The video recordings were then synchronised and played back side by side. "What happened was absolutely amazing. You see Pam get up, put on her coat and go out of the door. Within five seconds, before she even crosses the road to her taxi, the dog jumps up and starts wagging its tail." Sheldrake thinks people are becoming more open-minded about such phenomena, and such a tide of opinion will in turn drive scientific opinion. "Lots of people are getting interested now," he says. "The more reports I get, the better - whether anecdotes about pets of other experiments in the book. If we can first prove these are real phenomena, then we can try and work out how they happen."
Humans posess unexplained powers too. One aspect of our perception that Sheldrake is keen to explore is the sense of being stared at. In an informal survey he found 80 per cent of people can sense when someone is looking at them from behind. Traditional societies have great respect for the power - for good or evil - of the human gaze. Phrases like "I felt her eyes boring into the back of my head" abound in our culture too, yet the phenomenon has rarely been seriously investigated.
Testing the sense of being looked at is simple and costs nothing. Sheldrake reckons sensitive people - those trained in martial arts, for instance - could do more detailed investigations to find out if the effect falls off with distance, or when you look through a window. It would be interesting to know whether you can develop the faculty with practice. National Science Week is next month, and most of us will be content to admire the efforts of professionals. "If I ran Science Week I'd have a mass experiment on, say, pets, "says Sheldrake. "Then there'd be a competition to explain the findings. My guess is that most people would come up with some kind of field to explain the connections going on." Susan Aldridge

Become an experimenter and change the world

Have you got a story about the unexplained power of pets or the sense of being stared at? Perhaps you have a theory to explain these phenomena. Write to us and we'll pass your letters on to Dr Sheldrake.

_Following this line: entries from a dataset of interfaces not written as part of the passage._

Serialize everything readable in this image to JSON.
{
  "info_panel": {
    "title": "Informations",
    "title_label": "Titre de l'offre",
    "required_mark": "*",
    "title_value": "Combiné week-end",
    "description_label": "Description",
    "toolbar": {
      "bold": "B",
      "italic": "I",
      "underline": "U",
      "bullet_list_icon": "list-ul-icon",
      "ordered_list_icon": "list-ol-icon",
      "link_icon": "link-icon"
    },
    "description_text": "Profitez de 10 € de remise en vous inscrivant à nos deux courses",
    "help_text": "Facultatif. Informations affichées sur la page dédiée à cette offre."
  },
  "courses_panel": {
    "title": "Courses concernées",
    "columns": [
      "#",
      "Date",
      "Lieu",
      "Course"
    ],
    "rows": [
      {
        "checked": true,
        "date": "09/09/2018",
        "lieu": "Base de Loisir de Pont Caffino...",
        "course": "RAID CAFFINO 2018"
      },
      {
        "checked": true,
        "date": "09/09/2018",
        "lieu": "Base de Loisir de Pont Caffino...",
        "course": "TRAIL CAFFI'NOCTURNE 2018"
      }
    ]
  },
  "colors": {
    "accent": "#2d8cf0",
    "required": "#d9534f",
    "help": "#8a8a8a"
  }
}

The best letters get a Focus sweat- shirt, and we'll publish a round up in a future issue.

More information

Seven Experiments That Could Change the World, by Rupert Sheldrake, 4th Estate, £6.99
Are we all Psychic?


Mar95 p38